Start of DATASET RECORDS

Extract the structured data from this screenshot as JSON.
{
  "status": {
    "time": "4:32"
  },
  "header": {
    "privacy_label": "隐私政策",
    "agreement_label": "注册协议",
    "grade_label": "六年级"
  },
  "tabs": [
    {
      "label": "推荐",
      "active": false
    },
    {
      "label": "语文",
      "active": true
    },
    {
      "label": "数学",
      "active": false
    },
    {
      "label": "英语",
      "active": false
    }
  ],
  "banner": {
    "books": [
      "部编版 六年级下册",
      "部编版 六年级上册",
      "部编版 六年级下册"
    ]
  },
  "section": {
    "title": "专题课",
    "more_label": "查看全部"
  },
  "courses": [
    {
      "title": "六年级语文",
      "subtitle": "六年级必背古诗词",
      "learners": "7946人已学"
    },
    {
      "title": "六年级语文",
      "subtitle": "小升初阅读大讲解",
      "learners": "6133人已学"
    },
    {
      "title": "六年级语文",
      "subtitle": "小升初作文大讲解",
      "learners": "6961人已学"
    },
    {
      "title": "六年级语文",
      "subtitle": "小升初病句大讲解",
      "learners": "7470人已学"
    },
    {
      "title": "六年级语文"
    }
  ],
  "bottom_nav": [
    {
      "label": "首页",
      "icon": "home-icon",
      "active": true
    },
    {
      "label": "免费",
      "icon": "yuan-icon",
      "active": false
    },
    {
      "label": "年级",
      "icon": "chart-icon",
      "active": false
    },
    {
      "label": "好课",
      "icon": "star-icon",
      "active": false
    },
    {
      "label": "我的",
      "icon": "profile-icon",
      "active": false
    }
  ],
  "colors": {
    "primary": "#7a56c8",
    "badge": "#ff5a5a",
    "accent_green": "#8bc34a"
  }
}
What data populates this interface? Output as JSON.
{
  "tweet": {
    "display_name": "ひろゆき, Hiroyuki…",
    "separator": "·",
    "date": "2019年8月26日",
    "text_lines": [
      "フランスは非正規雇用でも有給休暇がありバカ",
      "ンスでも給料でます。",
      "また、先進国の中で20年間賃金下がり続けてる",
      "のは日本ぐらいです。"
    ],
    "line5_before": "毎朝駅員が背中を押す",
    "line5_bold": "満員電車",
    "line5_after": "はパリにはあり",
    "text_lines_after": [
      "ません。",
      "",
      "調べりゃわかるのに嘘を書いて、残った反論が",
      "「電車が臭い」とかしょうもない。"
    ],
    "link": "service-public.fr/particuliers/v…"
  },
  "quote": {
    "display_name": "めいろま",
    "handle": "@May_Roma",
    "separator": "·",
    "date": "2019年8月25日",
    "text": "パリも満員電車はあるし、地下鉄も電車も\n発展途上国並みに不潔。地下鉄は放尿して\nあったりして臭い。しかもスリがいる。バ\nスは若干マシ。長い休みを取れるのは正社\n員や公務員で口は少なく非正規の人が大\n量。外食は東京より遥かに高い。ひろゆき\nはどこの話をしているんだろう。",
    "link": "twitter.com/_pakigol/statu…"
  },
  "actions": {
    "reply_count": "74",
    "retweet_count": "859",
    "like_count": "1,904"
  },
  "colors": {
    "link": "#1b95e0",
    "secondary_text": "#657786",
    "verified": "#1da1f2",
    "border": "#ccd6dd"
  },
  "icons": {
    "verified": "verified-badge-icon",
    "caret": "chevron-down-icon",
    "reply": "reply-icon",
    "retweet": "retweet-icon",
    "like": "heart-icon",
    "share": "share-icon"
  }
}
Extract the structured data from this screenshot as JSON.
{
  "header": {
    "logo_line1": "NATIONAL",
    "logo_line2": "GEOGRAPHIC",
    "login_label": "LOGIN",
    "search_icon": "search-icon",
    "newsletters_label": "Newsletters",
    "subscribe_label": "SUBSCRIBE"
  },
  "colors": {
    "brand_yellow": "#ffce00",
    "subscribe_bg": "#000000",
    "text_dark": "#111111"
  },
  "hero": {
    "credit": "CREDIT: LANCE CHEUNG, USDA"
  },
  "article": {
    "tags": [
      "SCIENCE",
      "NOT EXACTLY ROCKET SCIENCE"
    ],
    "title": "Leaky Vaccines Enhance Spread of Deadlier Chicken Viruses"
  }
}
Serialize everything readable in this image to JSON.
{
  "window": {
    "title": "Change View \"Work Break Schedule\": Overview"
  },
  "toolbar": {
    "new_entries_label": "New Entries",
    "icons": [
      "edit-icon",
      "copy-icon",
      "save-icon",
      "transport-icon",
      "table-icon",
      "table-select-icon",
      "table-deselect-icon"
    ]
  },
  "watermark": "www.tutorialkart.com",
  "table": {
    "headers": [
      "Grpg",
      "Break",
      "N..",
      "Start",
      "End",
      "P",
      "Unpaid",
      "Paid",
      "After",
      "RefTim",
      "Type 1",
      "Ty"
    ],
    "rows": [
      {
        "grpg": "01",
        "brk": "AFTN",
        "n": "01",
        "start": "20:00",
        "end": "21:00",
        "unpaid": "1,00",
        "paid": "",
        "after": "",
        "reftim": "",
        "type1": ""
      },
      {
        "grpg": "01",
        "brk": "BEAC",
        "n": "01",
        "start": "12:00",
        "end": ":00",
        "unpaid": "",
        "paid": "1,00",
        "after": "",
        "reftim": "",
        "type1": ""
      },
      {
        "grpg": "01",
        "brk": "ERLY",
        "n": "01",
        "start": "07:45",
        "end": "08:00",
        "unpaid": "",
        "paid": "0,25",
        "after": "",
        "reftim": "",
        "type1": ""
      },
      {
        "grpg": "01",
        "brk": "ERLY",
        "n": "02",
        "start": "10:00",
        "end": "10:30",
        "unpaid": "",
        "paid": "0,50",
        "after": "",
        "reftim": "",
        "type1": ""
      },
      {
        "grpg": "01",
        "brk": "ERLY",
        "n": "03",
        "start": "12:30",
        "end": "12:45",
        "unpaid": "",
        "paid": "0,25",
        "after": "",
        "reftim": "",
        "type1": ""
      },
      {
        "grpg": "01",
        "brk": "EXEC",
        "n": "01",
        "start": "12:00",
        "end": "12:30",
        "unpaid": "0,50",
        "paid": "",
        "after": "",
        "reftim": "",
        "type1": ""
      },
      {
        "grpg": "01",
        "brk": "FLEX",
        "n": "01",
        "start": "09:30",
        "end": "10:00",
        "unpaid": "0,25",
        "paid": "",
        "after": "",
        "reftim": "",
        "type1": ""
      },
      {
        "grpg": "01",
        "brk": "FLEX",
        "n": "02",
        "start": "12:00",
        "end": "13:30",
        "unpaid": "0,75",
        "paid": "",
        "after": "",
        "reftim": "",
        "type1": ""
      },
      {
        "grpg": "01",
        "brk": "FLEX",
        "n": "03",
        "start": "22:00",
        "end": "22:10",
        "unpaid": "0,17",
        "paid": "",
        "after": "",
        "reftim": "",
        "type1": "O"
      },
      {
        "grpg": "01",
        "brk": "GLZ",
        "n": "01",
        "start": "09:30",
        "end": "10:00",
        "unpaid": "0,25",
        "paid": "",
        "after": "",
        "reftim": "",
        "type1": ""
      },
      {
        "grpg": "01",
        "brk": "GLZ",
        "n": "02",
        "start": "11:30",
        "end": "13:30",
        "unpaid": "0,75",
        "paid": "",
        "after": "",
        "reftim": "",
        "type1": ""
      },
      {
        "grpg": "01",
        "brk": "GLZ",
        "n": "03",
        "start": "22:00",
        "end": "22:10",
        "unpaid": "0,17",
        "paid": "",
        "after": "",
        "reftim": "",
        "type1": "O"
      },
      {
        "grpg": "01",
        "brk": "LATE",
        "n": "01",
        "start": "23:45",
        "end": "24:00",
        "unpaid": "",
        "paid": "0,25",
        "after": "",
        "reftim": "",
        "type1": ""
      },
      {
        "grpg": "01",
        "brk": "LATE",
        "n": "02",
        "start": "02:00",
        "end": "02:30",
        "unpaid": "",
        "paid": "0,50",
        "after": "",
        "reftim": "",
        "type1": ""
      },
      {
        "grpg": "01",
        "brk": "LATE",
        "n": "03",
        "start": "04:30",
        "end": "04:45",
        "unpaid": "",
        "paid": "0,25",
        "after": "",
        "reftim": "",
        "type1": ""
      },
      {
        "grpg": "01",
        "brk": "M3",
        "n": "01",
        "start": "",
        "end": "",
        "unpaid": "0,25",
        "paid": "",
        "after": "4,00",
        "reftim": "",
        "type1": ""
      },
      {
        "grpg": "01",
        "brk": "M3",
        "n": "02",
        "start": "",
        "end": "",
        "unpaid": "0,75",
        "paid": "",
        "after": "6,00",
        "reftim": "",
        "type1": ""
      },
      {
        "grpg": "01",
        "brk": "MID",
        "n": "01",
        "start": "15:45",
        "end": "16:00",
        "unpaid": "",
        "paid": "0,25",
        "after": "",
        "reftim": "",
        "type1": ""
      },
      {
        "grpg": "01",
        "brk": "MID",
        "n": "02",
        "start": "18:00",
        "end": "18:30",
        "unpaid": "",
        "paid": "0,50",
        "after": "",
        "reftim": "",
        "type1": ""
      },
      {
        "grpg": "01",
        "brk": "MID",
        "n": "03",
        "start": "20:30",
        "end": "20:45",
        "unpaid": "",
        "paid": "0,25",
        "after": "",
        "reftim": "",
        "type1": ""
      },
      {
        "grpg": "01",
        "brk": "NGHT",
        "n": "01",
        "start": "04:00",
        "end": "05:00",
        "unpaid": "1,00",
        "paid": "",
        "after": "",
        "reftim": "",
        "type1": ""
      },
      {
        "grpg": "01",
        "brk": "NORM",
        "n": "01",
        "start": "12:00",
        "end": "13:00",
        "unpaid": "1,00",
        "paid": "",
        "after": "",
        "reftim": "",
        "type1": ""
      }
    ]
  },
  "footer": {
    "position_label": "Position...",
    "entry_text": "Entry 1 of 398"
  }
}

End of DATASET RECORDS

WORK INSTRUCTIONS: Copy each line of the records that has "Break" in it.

YOUR SOLUTION:
    "title": "Change View \"Work Break Schedule\": Overview"
      "Break",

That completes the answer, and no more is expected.